What needs to be done –
Every line of the material that includes the word "username" is to be shown.

==== Listed records ====

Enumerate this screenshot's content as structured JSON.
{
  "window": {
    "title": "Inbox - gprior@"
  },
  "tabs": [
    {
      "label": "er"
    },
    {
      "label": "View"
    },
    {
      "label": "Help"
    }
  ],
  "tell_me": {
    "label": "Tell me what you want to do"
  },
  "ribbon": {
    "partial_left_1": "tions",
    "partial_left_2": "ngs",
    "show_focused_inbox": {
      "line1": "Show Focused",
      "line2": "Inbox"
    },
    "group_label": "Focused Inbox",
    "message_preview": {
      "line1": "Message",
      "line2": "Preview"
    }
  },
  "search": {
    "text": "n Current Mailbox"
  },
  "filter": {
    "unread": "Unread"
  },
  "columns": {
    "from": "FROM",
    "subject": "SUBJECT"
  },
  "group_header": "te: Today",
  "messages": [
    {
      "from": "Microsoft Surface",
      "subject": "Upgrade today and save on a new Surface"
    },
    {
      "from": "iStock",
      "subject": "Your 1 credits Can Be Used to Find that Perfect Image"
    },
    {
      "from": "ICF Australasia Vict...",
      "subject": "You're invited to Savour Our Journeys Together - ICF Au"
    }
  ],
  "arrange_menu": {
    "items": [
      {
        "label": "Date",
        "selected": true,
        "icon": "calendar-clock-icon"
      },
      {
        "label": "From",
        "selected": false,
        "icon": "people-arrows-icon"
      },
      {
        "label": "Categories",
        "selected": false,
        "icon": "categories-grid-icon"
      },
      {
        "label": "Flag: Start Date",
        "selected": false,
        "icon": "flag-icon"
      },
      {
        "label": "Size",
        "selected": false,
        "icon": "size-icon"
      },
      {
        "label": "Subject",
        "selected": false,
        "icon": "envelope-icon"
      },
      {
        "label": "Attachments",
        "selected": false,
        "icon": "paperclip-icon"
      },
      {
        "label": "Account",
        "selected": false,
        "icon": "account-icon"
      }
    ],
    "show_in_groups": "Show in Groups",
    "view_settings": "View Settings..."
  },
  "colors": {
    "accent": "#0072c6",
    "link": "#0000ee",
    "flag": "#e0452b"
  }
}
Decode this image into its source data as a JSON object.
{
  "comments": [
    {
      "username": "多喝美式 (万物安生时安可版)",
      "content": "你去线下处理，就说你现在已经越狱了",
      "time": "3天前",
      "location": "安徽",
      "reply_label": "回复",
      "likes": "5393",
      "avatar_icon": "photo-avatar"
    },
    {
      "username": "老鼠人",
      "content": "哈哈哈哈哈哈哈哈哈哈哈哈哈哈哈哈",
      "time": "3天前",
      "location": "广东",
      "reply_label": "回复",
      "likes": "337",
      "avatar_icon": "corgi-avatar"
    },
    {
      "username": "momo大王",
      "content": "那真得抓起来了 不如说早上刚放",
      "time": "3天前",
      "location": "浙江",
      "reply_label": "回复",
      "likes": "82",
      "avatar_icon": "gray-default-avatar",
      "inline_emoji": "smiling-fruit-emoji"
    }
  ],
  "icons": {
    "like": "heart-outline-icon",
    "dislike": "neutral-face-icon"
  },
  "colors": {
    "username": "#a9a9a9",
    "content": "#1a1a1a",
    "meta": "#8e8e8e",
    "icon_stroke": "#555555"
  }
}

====

Answer –
      "username": "多喝美式 (万物安生时安可版)",
      "username": "老鼠人",
      "username": "momo大王",
    "username": "#a9a9a9",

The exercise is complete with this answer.